Houzz, when looking through ideabooks.

3)      Houzz. Houzz is a home design and interior decoration site. You can browse rooms, and find thousands of truly inspiring interior design projects and photographs. Each photo has a ‘tag’ with the source of the piece (furniture, lighting, rug, etc) linked to it, so you can find out exactly where those things are coming from! You can also build inspiration boards… so say you have plans to re-do your bathroom, you would want to create a ‘Bathroom’ ideaboard where you can post other projects and photographs to it to go back to for future reference. What sets Houzz apart from things like Pinterest is, there is a huge network of design experts on Houzz who are ready and willing to discuss projects with you. There is a discussion section, where you can get feedback on anything ‘home’ related you might need help with.

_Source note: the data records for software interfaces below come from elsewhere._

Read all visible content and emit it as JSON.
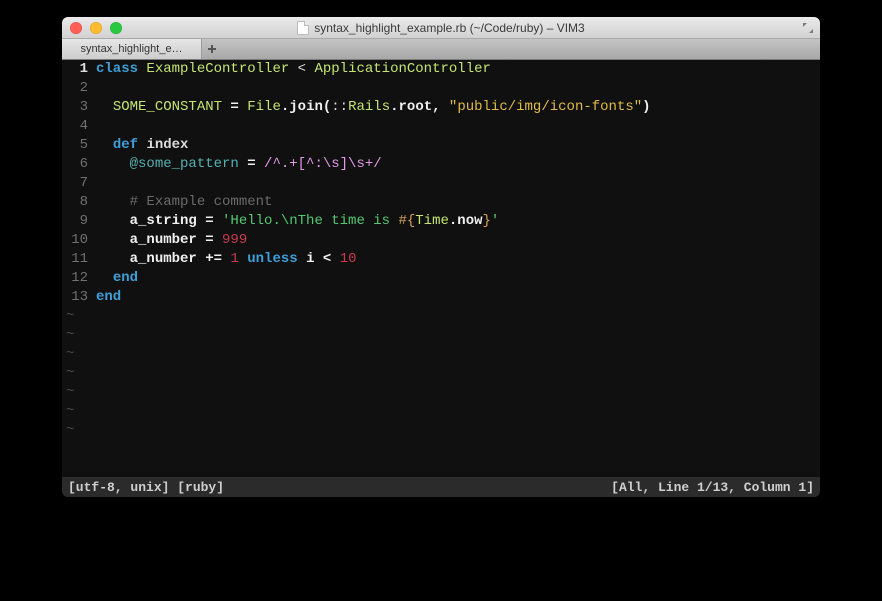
{
  "window": {
    "title": "syntax_highlight_example.rb (~/Code/ruby) – VIM3"
  },
  "tabs": [
    {
      "label": "syntax_highlight_e…"
    }
  ],
  "statusbar": {
    "left": "[utf-8, unix]  [ruby]",
    "right": "[All, Line 1/13, Column 1]"
  },
  "code": {
    "current_line": 1,
    "total_lines": 13,
    "tilde_rows": 7,
    "lines": [
      {
        "n": 1,
        "spans": [
          {
            "cls": "tk-kw",
            "t": "class"
          },
          {
            "cls": "tk-op",
            "t": " "
          },
          {
            "cls": "tk-class",
            "t": "ExampleController"
          },
          {
            "cls": "tk-op",
            "t": " < "
          },
          {
            "cls": "tk-class",
            "t": "ApplicationController"
          }
        ]
      },
      {
        "n": 2,
        "spans": []
      },
      {
        "n": 3,
        "spans": [
          {
            "cls": "tk-op",
            "t": "  "
          },
          {
            "cls": "tk-const",
            "t": "SOME_CONSTANT"
          },
          {
            "cls": "tk-white",
            "t": " = "
          },
          {
            "cls": "tk-upper",
            "t": "File"
          },
          {
            "cls": "tk-white",
            "t": ".join("
          },
          {
            "cls": "tk-op",
            "t": "::"
          },
          {
            "cls": "tk-upper",
            "t": "Rails"
          },
          {
            "cls": "tk-white",
            "t": ".root, "
          },
          {
            "cls": "tk-str",
            "t": "\"public/img/icon-fonts\""
          },
          {
            "cls": "tk-white",
            "t": ")"
          }
        ]
      },
      {
        "n": 4,
        "spans": []
      },
      {
        "n": 5,
        "spans": [
          {
            "cls": "tk-op",
            "t": "  "
          },
          {
            "cls": "tk-kw",
            "t": "def"
          },
          {
            "cls": "tk-op",
            "t": " "
          },
          {
            "cls": "tk-ident",
            "t": "index"
          }
        ]
      },
      {
        "n": 6,
        "spans": [
          {
            "cls": "tk-op",
            "t": "    "
          },
          {
            "cls": "tk-ivar",
            "t": "@some_pattern"
          },
          {
            "cls": "tk-white",
            "t": " = "
          },
          {
            "cls": "tk-regex",
            "t": "/^.+[^:\\s]\\s+/"
          }
        ]
      },
      {
        "n": 7,
        "spans": []
      },
      {
        "n": 8,
        "spans": [
          {
            "cls": "tk-op",
            "t": "    "
          },
          {
            "cls": "tk-comment",
            "t": "# Example comment"
          }
        ]
      },
      {
        "n": 9,
        "spans": [
          {
            "cls": "tk-op",
            "t": "    "
          },
          {
            "cls": "tk-white",
            "t": "a_string = "
          },
          {
            "cls": "tk-strs",
            "t": "'Hello.\\nThe time is "
          },
          {
            "cls": "tk-interp",
            "t": "#{"
          },
          {
            "cls": "tk-upper",
            "t": "Time"
          },
          {
            "cls": "tk-white",
            "t": ".now"
          },
          {
            "cls": "tk-interp",
            "t": "}"
          },
          {
            "cls": "tk-strs",
            "t": "'"
          }
        ]
      },
      {
        "n": 10,
        "spans": [
          {
            "cls": "tk-op",
            "t": "    "
          },
          {
            "cls": "tk-white",
            "t": "a_number = "
          },
          {
            "cls": "tk-num",
            "t": "999"
          }
        ]
      },
      {
        "n": 11,
        "spans": [
          {
            "cls": "tk-op",
            "t": "    "
          },
          {
            "cls": "tk-white",
            "t": "a_number += "
          },
          {
            "cls": "tk-num",
            "t": "1"
          },
          {
            "cls": "tk-op",
            "t": " "
          },
          {
            "cls": "tk-kw",
            "t": "unless"
          },
          {
            "cls": "tk-white",
            "t": " i < "
          },
          {
            "cls": "tk-num",
            "t": "10"
          }
        ]
      },
      {
        "n": 12,
        "spans": [
          {
            "cls": "tk-op",
            "t": "  "
          },
          {
            "cls": "tk-kw",
            "t": "end"
          }
        ]
      },
      {
        "n": 13,
        "spans": [
          {
            "cls": "tk-kw",
            "t": "end"
          }
        ]
      }
    ]
  }
}
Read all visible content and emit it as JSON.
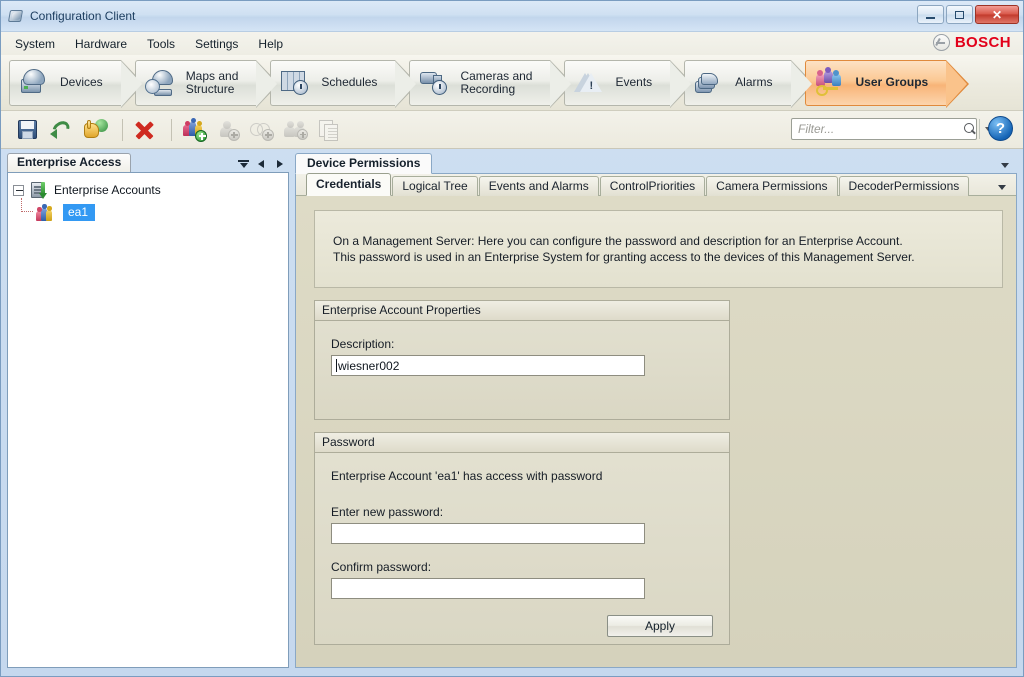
{
  "window": {
    "title": "Configuration Client",
    "icon": "app-icon",
    "minimize": "",
    "maximize": "",
    "close": "✕"
  },
  "menu": {
    "items": [
      "System",
      "Hardware",
      "Tools",
      "Settings",
      "Help"
    ]
  },
  "brand": {
    "name": "BOSCH"
  },
  "ribbon": {
    "tabs": [
      {
        "label": "Devices",
        "icon": "devices-icon",
        "active": false
      },
      {
        "label": "Maps and\nStructure",
        "icon": "maps-structure-icon",
        "active": false
      },
      {
        "label": "Schedules",
        "icon": "schedules-icon",
        "active": false
      },
      {
        "label": "Cameras and\nRecording",
        "icon": "cameras-recording-icon",
        "active": false
      },
      {
        "label": "Events",
        "icon": "events-icon",
        "active": false
      },
      {
        "label": "Alarms",
        "icon": "alarms-icon",
        "active": false
      },
      {
        "label": "User Groups",
        "icon": "user-groups-icon",
        "active": true
      }
    ]
  },
  "toolbar": {
    "buttons": [
      {
        "name": "save-icon",
        "enabled": true
      },
      {
        "name": "undo-icon",
        "enabled": true
      },
      {
        "name": "activate-configuration-icon",
        "enabled": true
      },
      {
        "name": "delete-icon",
        "enabled": true
      },
      {
        "name": "add-user-group-icon",
        "enabled": true
      },
      {
        "name": "add-user-icon",
        "enabled": false
      },
      {
        "name": "add-dual-authorization-group-icon",
        "enabled": false
      },
      {
        "name": "add-enterprise-user-group-icon",
        "enabled": false
      },
      {
        "name": "copy-icon",
        "enabled": false
      }
    ],
    "filter_placeholder": "Filter...",
    "filter_value": "",
    "help_label": "?"
  },
  "sidebar": {
    "tab_label": "Enterprise Access",
    "tree": {
      "root": {
        "label": "Enterprise Accounts",
        "icon": "server-icon",
        "expanded": true
      },
      "children": [
        {
          "label": "ea1",
          "icon": "user-group-people-icon",
          "selected": true
        }
      ]
    }
  },
  "content": {
    "panel_tab": "Device Permissions",
    "subtabs": [
      {
        "label": "Credentials",
        "active": true
      },
      {
        "label": "Logical Tree",
        "active": false
      },
      {
        "label": "Events and Alarms",
        "active": false
      },
      {
        "label": "ControlPriorities",
        "active": false
      },
      {
        "label": "Camera Permissions",
        "active": false
      },
      {
        "label": "DecoderPermissions",
        "active": false
      }
    ],
    "info": {
      "line1": "On a Management Server: Here you can configure the password and description for an Enterprise Account.",
      "line2": "This password is used in an Enterprise System for granting access to the devices of this Management Server."
    },
    "account_properties": {
      "title": "Enterprise Account Properties",
      "description_label": "Description:",
      "description_value": "wiesner002"
    },
    "password": {
      "title": "Password",
      "note": "Enterprise Account 'ea1' has access with password",
      "new_label": "Enter new password:",
      "new_value": "",
      "confirm_label": "Confirm password:",
      "confirm_value": "",
      "apply_label": "Apply"
    }
  },
  "colors": {
    "accent_orange": "#f8b478",
    "brand_red": "#e2001a",
    "selection_blue": "#3399f3",
    "panel_beige": "#d5d2bc"
  }
}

Like, if I was struggling to find a paint color that really suited my space… you could take a picture of the room, post it in a discussion on Houzz, and the Houzz community can give you help and feedback about what to choose!

Some great Houzz pages: Traditional Kitchen design photos The Houzz page of one of our favorite designers, Susan Jay. The Vermont Woods Studios Houzz page!


Well, I hope that this little explanation of these social media sites gives you a little more insight as to what they are about and how they can be both fun and useful! If you have any more questions, feel free to send us a message on Facebook or send me an email at

Thanks for listening, friends!



This blog is written by your friends at Vermont Woods Studios. Check out our Vermont made furniture and home decor online and visit our showroom and art gallery at Stonehurst, the newly restored 1800s farmhouse nestled in the foothills of the Green Mountains.